◆ AIM OF THE EXERCISE: Your task is to reproduce the listing exactly, without its images.

┌──

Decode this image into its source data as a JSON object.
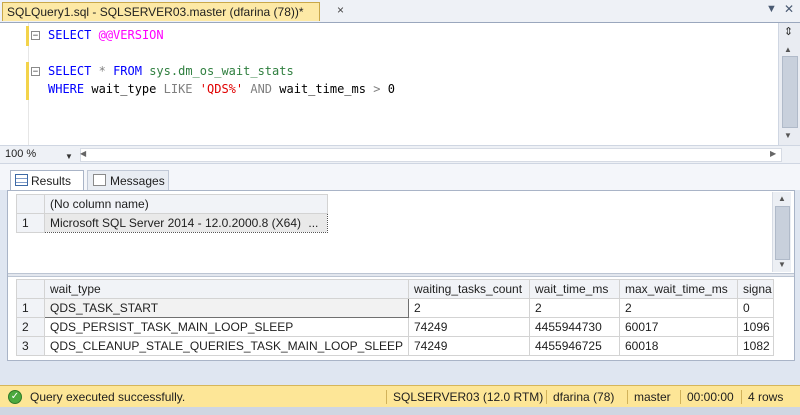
{
  "tab": {
    "title": "SQLQuery1.sql - SQLSERVER03.master (dfarina (78))*",
    "close_glyph": "×"
  },
  "editor": {
    "line1": {
      "kw": "SELECT",
      "var": "@@VERSION"
    },
    "line2": {
      "kw1": "SELECT",
      "star": "*",
      "kw2": "FROM",
      "sys": "sys.dm_os_wait_stats"
    },
    "line3": {
      "kw1": "WHERE",
      "col1": "wait_type",
      "op1": "LIKE",
      "str": "'QDS%'",
      "op2": "AND",
      "col2": "wait_time_ms",
      "gt": ">",
      "num": "0"
    }
  },
  "zoom": {
    "value": "100 %"
  },
  "result_tabs": [
    {
      "label": "Results"
    },
    {
      "label": "Messages"
    }
  ],
  "grid1": {
    "header": "(No column name)",
    "rows": [
      {
        "num": "1",
        "value": "Microsoft SQL Server 2014 - 12.0.2000.8 (X64)",
        "more": "..."
      }
    ]
  },
  "grid2": {
    "headers": [
      "wait_type",
      "waiting_tasks_count",
      "wait_time_ms",
      "max_wait_time_ms",
      "signa"
    ],
    "rows": [
      {
        "num": "1",
        "cells": [
          "QDS_TASK_START",
          "2",
          "2",
          "2",
          "0"
        ]
      },
      {
        "num": "2",
        "cells": [
          "QDS_PERSIST_TASK_MAIN_LOOP_SLEEP",
          "74249",
          "4455944730",
          "60017",
          "1096"
        ]
      },
      {
        "num": "3",
        "cells": [
          "QDS_CLEANUP_STALE_QUERIES_TASK_MAIN_LOOP_SLEEP",
          "74249",
          "4455946725",
          "60018",
          "1082"
        ]
      }
    ]
  },
  "status": {
    "message": "Query executed successfully.",
    "server": "SQLSERVER03 (12.0 RTM)",
    "user": "dfarina (78)",
    "database": "master",
    "elapsed": "00:00:00",
    "rows": "4 rows"
  }
}
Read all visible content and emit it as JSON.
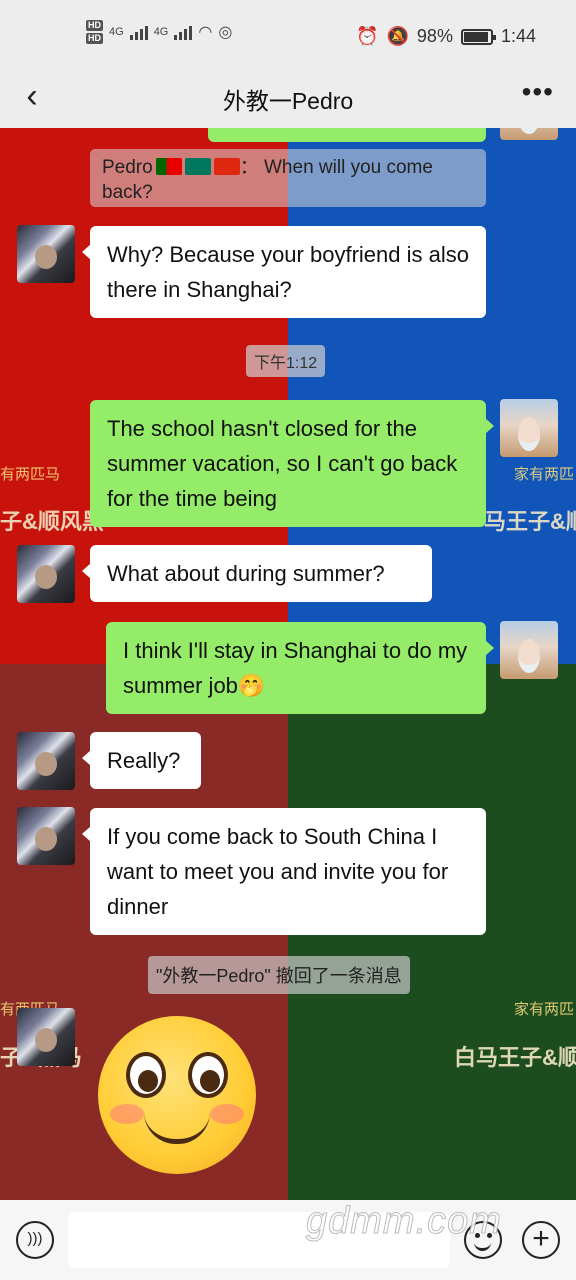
{
  "status_bar": {
    "network_left": [
      "HD",
      "HD"
    ],
    "signal_1": "4G",
    "signal_2": "4G",
    "battery": "98%",
    "time": "1:44"
  },
  "header": {
    "title": "外教一Pedro",
    "more": "•••",
    "back": "‹"
  },
  "background_watermarks": [
    "有两匹马",
    "子&顺风黑",
    "家有两匹",
    "马王子&顺",
    "有两匹马",
    "子&黑马",
    "家有两匹",
    "白马王子&顺"
  ],
  "messages": {
    "quote": {
      "sender": "Pedro",
      "separator": "：",
      "text": "When will you come back?"
    },
    "m1": "Why? Because your boyfriend is also there in Shanghai?",
    "timestamp": "下午1:12",
    "m2": "The school hasn't closed for the summer vacation, so I can't go back for the time being",
    "m3": "What about during summer?",
    "m4": "I think I'll stay in Shanghai to do my summer job",
    "m4_emoji": "🤭",
    "m5": "Really?",
    "m6": "If you come back to South China I want to meet you and invite you for dinner",
    "recall_note": "\"外教一Pedro\" 撤回了一条消息"
  },
  "input_bar": {
    "voice_icon": "voice-icon",
    "placeholder": "",
    "plus": "+",
    "watermark": "gdmm.com"
  },
  "colors": {
    "outgoing_bubble": "#95ec69",
    "incoming_bubble": "#ffffff",
    "bg_red": "#c8120c",
    "bg_blue": "#1155b8",
    "bg_maroon": "#8a2a26",
    "bg_green": "#1d4d1f"
  }
}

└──

◆ RESULT OF THIS TASK:
Decode this image into its source data as a JSON object.
{
  "tab": {
    "title": "SQLQuery1.sql - SQLSERVER03.master (dfarina (78))*",
    "close_glyph": "×"
  },
  "editor": {
    "line1": {
      "kw": "SELECT",
      "var": "@@VERSION"
    },
    "line2": {
      "kw1": "SELECT",
      "star": "*",
      "kw2": "FROM",
      "sys": "sys.dm_os_wait_stats"
    },
    "line3": {
      "kw1": "WHERE",
      "col1": "wait_type",
      "op1": "LIKE",
      "str": "'QDS%'",
      "op2": "AND",
      "col2": "wait_time_ms",
      "gt": ">",
      "num": "0"
    }
  },
  "zoom": {
    "value": "100 %"
  },
  "result_tabs": [
    {
      "label": "Results"
    },
    {
      "label": "Messages"
    }
  ],
  "grid1": {
    "header": "(No column name)",
    "rows": [
      {
        "num": "1",
        "value": "Microsoft SQL Server 2014 - 12.0.2000.8 (X64)",
        "more": "..."
      }
    ]
  },
  "grid2": {
    "headers": [
      "wait_type",
      "waiting_tasks_count",
      "wait_time_ms",
      "max_wait_time_ms",
      "signa"
    ],
    "rows": [
      {
        "num": "1",
        "cells": [
          "QDS_TASK_START",
          "2",
          "2",
          "2",
          "0"
        ]
      },
      {
        "num": "2",
        "cells": [
          "QDS_PERSIST_TASK_MAIN_LOOP_SLEEP",
          "74249",
          "4455944730",
          "60017",
          "1096"
        ]
      },
      {
        "num": "3",
        "cells": [
          "QDS_CLEANUP_STALE_QUERIES_TASK_MAIN_LOOP_SLEEP",
          "74249",
          "4455946725",
          "60018",
          "1082"
        ]
      }
    ]
  },
  "status": {
    "message": "Query executed successfully.",
    "server": "SQLSERVER03 (12.0 RTM)",
    "user": "dfarina (78)",
    "database": "master",
    "elapsed": "00:00:00",
    "rows": "4 rows"
  }
}
Read all visible content and emit it as JSON.
{
  "status_bar": {
    "network_left": [
      "HD",
      "HD"
    ],
    "signal_1": "4G",
    "signal_2": "4G",
    "battery": "98%",
    "time": "1:44"
  },
  "header": {
    "title": "外教一Pedro",
    "more": "•••",
    "back": "‹"
  },
  "background_watermarks": [
    "有两匹马",
    "子&顺风黑",
    "家有两匹",
    "马王子&顺",
    "有两匹马",
    "子&黑马",
    "家有两匹",
    "白马王子&顺"
  ],
  "messages": {
    "quote": {
      "sender": "Pedro",
      "separator": "：",
      "text": "When will you come back?"
    },
    "m1": "Why? Because your boyfriend is also there in Shanghai?",
    "timestamp": "下午1:12",
    "m2": "The school hasn't closed for the summer vacation, so I can't go back for the time being",
    "m3": "What about during summer?",
    "m4": "I think I'll stay in Shanghai to do my summer job",
    "m4_emoji": "🤭",
    "m5": "Really?",
    "m6": "If you come back to South China I want to meet you and invite you for dinner",
    "recall_note": "\"外教一Pedro\" 撤回了一条消息"
  },
  "input_bar": {
    "voice_icon": "voice-icon",
    "placeholder": "",
    "plus": "+",
    "watermark": "gdmm.com"
  },
  "colors": {
    "outgoing_bubble": "#95ec69",
    "incoming_bubble": "#ffffff",
    "bg_red": "#c8120c",
    "bg_blue": "#1155b8",
    "bg_maroon": "#8a2a26",
    "bg_green": "#1d4d1f"
  }
}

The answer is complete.